True to their name, these extinguishers use water as the extinguishing agent. You'll probably notice that water-based extinguishers are comparatively cheaper when placed against other types of extinguishers. They're also advantageous because water is a readily available extinguishing agent as compared to the alternatives (e.g. carbon dioxide gas).
Before you settle for one these extinguishers, remember that it won't be of help in the face of an electric fire. The water-based extinguisher might not be such a good investment considering that a large number of residential fires result from electric faults.
Similarly, the said extinguisher won't be of help in the event of cooking-oil related fire. The oil will simply float on the water and the fire will continue to rage.
Carbon Dioxide-Based Extinguishers
A large portion of the extinguishers you'll encounter use carbon dioxide gas as the extinguishing agent. When carbon dioxide is sprayed over a flame, it displaces oxygen around the fire. This deprives the flame of the much-needed oxygen supply and the fire ends up extinguished.
Carbon does not conduct electricity and this makes carbon dioxide extinguishers suitable for putting out fires that result from electric faults.
On the down side, you might find it difficult to breathe whenever you use such an extinguisher in a confined space because of low oxygen levels. This is despite the fact that carbon dioxide is not toxic.
Carbon dioxide extinguishers are also known to inflict cold burns if they're mishandled. This often happens when the skin is continuously exposed to the gas jet emanating from the extinguisher's horn.
If you choose to invest in a CO2 extinguisher, warn your family members against holding the extinguisher by the horn, should they ever have to use it.

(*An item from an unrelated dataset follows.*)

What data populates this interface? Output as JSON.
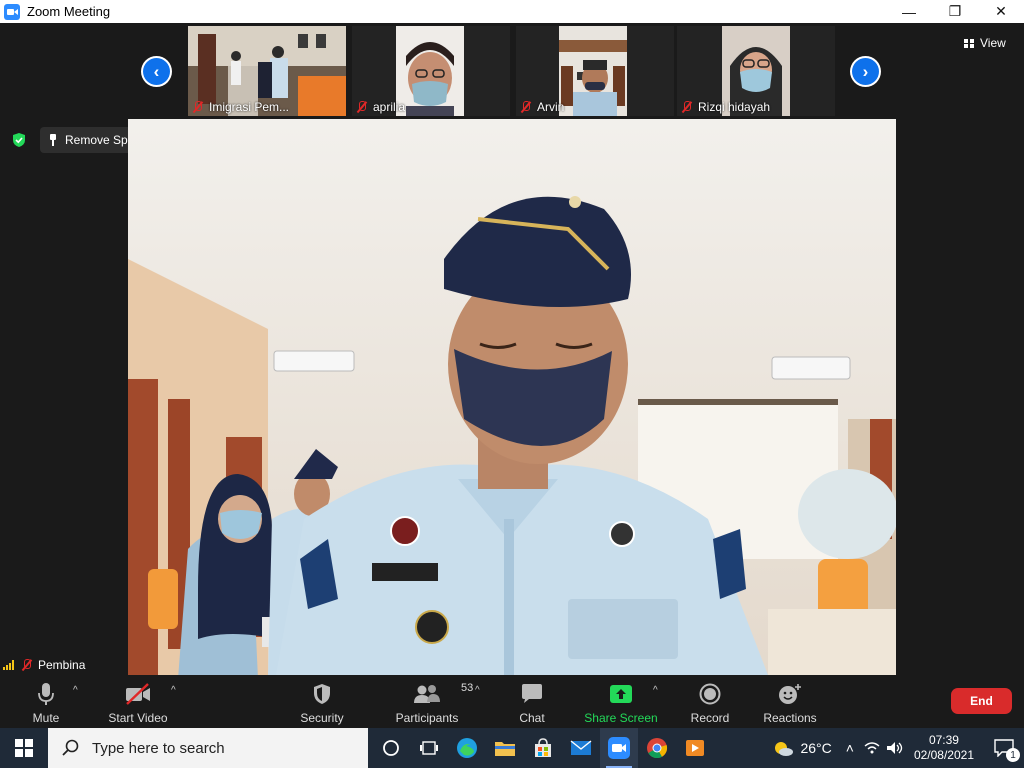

Once you've bought an extinguisher (regardless of the type), remember that extinguishers need to be inspected regularly to ascertain that they remain safe to use. Get a fire extinguisher inspection guide from your local fire department on your way back home. Only then will you be in a position to inspect the extinguisher on your own.